Records for this exercise =>
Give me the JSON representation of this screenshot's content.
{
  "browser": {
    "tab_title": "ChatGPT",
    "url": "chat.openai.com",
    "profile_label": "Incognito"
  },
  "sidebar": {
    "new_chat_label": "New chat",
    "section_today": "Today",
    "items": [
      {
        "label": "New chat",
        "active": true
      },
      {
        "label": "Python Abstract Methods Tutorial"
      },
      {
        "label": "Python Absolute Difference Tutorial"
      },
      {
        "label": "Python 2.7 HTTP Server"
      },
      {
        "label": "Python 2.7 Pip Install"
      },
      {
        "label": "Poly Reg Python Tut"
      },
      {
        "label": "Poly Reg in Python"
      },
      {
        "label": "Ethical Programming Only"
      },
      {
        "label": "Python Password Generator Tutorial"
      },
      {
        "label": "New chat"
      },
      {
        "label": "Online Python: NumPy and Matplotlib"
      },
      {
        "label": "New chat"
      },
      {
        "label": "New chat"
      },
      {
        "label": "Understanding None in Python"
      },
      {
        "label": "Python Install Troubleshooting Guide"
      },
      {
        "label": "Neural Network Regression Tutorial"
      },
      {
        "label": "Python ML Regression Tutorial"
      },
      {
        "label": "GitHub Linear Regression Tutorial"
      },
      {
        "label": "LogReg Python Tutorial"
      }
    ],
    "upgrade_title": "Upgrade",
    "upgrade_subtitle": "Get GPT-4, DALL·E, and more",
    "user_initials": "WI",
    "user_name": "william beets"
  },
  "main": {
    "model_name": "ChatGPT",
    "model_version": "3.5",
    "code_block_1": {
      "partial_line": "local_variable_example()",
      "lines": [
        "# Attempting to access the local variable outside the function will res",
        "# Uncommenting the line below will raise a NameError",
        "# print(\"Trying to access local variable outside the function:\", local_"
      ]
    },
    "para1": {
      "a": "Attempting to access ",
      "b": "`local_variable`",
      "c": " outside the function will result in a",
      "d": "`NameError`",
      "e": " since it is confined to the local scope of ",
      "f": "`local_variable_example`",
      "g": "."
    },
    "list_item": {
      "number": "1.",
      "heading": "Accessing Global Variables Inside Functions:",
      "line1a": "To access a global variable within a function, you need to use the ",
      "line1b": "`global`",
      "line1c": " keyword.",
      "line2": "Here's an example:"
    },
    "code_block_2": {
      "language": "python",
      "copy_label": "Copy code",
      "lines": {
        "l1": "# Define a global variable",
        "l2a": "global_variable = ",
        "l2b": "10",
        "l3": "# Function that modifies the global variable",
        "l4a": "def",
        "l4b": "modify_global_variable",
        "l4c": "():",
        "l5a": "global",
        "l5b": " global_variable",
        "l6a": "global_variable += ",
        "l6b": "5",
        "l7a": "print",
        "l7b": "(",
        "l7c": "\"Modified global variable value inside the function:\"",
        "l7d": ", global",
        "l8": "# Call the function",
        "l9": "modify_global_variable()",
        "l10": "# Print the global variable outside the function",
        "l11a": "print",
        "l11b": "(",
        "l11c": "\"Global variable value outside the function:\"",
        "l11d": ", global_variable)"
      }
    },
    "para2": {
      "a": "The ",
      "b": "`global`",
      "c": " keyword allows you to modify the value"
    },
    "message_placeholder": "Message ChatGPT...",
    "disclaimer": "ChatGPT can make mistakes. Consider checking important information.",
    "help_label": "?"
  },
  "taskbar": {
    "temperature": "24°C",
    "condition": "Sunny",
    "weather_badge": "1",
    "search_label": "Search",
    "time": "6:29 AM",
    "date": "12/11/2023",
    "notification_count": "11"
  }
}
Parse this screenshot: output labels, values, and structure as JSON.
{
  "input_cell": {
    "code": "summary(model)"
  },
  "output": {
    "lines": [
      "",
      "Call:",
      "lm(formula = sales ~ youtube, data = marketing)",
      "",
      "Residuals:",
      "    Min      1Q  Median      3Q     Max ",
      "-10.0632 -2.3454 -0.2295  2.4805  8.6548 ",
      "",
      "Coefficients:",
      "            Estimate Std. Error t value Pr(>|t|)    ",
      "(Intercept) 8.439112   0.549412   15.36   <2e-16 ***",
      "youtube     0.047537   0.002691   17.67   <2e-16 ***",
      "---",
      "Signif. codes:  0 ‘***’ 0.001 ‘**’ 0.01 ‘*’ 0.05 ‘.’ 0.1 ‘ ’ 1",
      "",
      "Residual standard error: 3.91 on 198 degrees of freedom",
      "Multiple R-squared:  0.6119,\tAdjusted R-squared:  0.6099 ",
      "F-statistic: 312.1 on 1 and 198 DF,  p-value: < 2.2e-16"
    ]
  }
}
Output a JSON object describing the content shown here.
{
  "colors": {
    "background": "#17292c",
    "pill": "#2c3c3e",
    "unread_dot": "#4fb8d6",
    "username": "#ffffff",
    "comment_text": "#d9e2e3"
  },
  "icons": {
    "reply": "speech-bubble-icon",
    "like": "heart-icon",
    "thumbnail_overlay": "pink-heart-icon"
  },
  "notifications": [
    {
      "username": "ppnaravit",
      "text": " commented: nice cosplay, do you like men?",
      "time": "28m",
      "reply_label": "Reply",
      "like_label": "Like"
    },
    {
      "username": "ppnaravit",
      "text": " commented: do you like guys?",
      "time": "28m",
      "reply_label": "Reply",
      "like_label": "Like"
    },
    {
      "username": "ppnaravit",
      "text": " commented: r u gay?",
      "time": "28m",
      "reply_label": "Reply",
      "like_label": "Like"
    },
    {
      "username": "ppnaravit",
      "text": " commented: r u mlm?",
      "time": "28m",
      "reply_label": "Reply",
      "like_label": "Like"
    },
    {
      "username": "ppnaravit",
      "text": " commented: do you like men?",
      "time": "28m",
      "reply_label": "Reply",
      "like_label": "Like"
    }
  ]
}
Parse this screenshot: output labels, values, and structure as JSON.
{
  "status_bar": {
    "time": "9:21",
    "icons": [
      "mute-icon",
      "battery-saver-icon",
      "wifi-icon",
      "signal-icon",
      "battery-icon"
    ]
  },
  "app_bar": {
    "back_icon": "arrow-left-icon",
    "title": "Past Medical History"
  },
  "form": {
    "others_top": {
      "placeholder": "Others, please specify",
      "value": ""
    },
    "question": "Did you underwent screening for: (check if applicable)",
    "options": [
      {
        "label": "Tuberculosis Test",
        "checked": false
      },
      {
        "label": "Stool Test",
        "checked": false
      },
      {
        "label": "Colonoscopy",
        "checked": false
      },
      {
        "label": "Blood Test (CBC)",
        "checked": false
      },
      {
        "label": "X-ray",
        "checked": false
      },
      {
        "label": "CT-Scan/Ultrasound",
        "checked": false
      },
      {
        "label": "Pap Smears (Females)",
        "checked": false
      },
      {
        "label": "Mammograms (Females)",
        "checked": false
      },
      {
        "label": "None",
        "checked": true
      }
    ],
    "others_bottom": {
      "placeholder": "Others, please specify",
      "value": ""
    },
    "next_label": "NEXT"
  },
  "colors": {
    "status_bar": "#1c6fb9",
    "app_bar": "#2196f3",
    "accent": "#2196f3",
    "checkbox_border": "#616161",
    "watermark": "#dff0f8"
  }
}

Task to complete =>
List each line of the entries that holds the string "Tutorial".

Answer section =>
        "label": "Python Abstract Methods Tutorial"
        "label": "Python Absolute Difference Tutorial"
        "label": "Python Password Generator Tutorial"
        "label": "Neural Network Regression Tutorial"
        "label": "Python ML Regression Tutorial"
        "label": "GitHub Linear Regression Tutorial"
        "label": "LogReg Python Tutorial"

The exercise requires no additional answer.